▶ _The problem_: Select and reproduce each line of the listing below that bears the string "JSON".

+++

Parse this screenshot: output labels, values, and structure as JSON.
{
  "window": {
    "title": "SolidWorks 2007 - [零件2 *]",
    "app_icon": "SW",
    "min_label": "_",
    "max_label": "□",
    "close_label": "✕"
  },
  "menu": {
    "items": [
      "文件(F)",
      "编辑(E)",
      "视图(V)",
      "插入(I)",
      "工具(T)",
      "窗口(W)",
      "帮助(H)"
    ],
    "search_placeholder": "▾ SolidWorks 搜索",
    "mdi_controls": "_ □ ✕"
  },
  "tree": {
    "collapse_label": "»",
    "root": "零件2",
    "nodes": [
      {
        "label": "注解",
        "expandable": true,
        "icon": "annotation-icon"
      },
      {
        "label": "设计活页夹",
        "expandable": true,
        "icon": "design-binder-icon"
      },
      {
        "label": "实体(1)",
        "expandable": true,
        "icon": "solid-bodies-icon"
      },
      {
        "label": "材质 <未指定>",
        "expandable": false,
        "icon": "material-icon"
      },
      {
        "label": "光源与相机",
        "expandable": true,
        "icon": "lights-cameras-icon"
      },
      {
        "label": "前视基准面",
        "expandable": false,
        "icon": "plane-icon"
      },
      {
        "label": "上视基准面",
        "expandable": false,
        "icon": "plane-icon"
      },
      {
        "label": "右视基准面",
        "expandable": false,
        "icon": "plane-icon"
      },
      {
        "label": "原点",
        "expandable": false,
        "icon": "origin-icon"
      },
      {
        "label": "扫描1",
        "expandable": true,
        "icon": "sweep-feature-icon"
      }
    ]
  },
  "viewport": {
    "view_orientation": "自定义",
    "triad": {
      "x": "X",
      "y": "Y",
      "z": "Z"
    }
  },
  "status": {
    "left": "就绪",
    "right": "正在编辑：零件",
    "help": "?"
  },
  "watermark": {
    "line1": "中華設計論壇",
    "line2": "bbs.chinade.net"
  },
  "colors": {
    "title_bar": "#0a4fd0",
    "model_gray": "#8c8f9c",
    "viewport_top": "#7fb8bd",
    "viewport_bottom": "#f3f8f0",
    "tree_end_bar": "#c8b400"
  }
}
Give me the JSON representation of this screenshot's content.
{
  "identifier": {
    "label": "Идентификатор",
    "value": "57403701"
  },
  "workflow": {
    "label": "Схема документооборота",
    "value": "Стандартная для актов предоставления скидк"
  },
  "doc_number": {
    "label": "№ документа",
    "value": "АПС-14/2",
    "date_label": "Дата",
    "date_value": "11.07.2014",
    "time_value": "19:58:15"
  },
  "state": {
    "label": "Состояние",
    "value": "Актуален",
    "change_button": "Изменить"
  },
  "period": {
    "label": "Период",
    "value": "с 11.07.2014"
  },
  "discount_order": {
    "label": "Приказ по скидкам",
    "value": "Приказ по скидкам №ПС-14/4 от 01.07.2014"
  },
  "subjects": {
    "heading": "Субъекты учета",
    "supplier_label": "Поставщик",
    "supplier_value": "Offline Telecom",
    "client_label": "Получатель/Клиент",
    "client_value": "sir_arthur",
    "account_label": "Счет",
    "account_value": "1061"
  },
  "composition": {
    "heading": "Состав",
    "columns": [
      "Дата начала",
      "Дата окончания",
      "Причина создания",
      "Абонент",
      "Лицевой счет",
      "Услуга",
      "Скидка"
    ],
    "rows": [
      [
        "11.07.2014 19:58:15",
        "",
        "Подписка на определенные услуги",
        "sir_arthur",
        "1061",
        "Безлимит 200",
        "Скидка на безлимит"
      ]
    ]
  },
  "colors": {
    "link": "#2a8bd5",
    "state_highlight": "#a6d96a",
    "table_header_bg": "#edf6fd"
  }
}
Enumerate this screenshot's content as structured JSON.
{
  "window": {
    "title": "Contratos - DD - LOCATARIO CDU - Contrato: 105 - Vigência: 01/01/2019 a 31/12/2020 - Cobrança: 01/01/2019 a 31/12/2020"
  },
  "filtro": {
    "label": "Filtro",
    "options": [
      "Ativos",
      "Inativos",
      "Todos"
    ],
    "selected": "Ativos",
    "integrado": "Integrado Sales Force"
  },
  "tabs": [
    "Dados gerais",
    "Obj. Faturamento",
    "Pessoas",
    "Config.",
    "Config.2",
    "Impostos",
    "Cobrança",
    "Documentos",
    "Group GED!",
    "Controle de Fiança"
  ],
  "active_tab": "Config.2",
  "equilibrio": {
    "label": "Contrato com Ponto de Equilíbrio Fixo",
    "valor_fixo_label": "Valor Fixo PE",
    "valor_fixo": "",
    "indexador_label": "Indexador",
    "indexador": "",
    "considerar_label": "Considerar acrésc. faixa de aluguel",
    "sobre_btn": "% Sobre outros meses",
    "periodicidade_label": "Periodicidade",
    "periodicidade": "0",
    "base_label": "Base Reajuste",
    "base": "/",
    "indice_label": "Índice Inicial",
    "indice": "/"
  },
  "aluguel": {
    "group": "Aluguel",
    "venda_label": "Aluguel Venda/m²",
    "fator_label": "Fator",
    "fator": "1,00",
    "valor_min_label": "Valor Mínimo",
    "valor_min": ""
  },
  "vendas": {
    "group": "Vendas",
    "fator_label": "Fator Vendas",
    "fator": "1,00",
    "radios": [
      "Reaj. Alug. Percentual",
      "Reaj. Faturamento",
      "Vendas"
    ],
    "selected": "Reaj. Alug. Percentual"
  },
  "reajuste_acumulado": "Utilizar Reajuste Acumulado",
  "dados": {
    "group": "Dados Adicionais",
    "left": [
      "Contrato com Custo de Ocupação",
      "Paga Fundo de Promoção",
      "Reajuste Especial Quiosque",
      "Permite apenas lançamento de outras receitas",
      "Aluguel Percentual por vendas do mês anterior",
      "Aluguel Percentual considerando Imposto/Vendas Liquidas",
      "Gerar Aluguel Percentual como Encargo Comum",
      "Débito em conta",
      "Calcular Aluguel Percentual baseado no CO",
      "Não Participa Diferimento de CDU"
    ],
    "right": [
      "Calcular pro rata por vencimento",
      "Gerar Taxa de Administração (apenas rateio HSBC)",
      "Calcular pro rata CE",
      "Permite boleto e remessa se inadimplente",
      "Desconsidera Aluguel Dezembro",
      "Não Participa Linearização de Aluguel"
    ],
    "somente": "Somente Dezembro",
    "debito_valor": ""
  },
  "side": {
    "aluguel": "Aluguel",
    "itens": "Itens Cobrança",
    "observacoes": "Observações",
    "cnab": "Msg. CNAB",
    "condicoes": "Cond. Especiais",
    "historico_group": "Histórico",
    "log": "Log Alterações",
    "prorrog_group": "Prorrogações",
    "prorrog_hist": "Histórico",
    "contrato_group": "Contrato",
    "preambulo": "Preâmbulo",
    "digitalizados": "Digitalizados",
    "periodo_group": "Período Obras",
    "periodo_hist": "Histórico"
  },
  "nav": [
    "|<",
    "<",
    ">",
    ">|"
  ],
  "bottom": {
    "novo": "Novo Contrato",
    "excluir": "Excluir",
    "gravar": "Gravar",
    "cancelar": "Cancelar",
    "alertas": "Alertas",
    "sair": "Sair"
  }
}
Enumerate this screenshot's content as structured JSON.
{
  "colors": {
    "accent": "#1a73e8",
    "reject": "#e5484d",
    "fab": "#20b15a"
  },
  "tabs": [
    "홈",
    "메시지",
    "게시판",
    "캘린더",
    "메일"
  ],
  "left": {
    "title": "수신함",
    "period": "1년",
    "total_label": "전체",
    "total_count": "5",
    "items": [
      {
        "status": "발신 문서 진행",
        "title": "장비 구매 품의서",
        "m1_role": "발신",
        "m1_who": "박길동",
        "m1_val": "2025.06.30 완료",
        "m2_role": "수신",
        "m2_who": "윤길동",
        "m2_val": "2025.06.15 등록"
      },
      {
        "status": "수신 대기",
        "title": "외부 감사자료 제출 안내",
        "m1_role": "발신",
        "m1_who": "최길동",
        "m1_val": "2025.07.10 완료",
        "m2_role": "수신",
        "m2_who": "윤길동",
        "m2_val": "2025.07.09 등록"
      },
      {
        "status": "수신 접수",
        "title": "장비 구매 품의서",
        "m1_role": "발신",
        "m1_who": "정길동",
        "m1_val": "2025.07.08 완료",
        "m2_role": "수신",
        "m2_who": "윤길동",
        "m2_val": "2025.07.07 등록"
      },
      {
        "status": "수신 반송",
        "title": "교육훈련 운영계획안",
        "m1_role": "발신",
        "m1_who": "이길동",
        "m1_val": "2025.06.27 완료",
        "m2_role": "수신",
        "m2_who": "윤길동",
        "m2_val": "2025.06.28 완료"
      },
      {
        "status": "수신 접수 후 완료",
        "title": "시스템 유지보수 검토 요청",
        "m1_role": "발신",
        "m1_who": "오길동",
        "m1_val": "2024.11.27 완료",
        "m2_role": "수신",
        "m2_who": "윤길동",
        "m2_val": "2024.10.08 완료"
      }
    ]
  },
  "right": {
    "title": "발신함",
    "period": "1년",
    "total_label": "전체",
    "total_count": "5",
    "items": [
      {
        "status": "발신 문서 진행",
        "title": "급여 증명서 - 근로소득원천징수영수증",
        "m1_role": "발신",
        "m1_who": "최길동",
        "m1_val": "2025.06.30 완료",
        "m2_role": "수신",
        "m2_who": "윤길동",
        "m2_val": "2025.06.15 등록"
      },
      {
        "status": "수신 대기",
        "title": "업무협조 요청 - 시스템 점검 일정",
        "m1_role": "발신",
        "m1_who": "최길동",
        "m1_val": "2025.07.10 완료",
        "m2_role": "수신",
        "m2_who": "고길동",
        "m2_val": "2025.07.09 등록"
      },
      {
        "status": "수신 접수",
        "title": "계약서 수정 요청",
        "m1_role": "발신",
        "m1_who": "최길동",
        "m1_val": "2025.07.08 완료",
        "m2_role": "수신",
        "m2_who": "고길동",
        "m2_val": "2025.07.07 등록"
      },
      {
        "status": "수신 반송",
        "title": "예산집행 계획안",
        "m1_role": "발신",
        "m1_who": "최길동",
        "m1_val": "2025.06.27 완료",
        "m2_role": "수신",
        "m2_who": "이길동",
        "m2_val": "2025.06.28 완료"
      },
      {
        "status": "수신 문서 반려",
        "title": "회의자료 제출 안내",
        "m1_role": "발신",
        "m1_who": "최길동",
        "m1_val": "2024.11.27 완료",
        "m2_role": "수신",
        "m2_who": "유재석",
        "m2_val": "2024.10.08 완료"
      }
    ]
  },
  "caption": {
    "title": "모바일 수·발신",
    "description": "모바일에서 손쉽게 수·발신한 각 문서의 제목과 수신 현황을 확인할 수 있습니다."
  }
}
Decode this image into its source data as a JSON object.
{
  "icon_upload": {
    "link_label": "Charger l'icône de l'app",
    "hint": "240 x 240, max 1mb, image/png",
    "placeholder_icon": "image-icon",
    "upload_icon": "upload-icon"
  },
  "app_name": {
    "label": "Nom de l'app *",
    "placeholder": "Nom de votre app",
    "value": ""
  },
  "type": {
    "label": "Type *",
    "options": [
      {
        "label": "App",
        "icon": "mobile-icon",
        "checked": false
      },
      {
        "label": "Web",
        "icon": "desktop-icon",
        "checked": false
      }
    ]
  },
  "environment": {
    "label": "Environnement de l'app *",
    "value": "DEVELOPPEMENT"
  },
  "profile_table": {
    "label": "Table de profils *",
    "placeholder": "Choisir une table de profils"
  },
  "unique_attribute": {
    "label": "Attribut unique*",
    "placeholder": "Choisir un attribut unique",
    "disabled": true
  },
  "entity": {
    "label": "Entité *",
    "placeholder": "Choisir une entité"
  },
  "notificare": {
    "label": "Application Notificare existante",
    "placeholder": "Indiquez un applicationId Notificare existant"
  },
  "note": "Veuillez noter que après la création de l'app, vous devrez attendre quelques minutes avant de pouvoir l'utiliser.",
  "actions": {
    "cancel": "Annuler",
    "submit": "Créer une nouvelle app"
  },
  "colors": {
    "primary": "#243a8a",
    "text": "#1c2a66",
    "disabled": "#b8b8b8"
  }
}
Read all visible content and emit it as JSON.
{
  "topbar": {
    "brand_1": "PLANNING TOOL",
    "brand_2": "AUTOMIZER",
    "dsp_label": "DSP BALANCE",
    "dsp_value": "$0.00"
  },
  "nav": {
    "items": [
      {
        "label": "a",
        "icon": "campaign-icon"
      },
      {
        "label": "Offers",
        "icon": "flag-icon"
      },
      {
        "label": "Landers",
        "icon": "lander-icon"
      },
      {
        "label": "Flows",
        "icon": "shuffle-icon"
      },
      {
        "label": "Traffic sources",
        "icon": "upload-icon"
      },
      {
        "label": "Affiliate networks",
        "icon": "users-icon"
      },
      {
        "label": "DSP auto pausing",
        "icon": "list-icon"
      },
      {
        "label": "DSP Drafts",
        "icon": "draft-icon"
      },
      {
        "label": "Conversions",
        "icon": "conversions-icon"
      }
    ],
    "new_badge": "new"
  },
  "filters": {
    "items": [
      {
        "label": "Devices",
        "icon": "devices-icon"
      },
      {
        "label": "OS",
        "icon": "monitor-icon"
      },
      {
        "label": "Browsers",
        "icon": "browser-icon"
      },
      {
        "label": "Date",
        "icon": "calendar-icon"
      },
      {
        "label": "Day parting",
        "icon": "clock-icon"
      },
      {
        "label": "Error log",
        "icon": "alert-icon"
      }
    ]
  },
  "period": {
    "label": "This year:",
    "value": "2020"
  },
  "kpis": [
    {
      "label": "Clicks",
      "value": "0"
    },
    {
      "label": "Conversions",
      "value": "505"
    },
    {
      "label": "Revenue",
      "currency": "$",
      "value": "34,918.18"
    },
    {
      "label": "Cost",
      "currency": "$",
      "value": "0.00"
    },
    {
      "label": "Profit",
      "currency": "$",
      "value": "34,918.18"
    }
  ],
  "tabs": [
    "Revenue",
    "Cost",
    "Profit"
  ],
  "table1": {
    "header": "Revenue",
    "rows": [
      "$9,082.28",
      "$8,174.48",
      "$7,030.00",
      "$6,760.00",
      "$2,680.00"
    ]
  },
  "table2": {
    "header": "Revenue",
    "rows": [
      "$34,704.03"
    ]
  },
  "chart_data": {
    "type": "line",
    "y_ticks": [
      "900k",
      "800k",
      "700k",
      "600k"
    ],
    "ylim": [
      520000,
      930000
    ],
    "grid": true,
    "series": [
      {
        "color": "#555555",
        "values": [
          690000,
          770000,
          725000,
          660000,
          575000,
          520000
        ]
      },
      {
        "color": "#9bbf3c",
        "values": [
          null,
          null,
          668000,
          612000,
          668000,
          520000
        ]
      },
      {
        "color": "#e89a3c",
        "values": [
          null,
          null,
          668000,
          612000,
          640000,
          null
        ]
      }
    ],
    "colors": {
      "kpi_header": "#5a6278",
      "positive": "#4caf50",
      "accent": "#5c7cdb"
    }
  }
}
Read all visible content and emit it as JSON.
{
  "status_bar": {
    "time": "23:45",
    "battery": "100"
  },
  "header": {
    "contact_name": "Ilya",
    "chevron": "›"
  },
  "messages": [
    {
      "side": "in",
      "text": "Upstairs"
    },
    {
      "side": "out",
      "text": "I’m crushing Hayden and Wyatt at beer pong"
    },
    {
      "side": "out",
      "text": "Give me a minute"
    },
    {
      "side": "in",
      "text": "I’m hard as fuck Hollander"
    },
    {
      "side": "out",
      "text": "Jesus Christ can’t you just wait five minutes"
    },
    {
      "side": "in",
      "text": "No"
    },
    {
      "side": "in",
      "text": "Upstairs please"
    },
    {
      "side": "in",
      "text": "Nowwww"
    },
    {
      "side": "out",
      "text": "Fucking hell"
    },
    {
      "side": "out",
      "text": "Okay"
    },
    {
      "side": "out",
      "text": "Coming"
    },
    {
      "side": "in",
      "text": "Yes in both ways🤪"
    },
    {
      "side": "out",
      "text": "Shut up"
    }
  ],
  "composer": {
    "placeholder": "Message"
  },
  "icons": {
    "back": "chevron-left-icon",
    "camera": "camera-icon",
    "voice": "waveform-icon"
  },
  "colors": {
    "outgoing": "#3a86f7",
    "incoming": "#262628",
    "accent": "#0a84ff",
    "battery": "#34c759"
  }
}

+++

▶ _Solution to the problem_:
Parse this screenshot: output labels, values, and structure as JSON.
Give me the JSON representation of this screenshot's content.
Enumerate this screenshot's content as structured JSON.
Enumerate this screenshot's content as structured JSON.
Decode this image into its source data as a JSON object.
Read all visible content and emit it as JSON.
Read all visible content and emit it as JSON.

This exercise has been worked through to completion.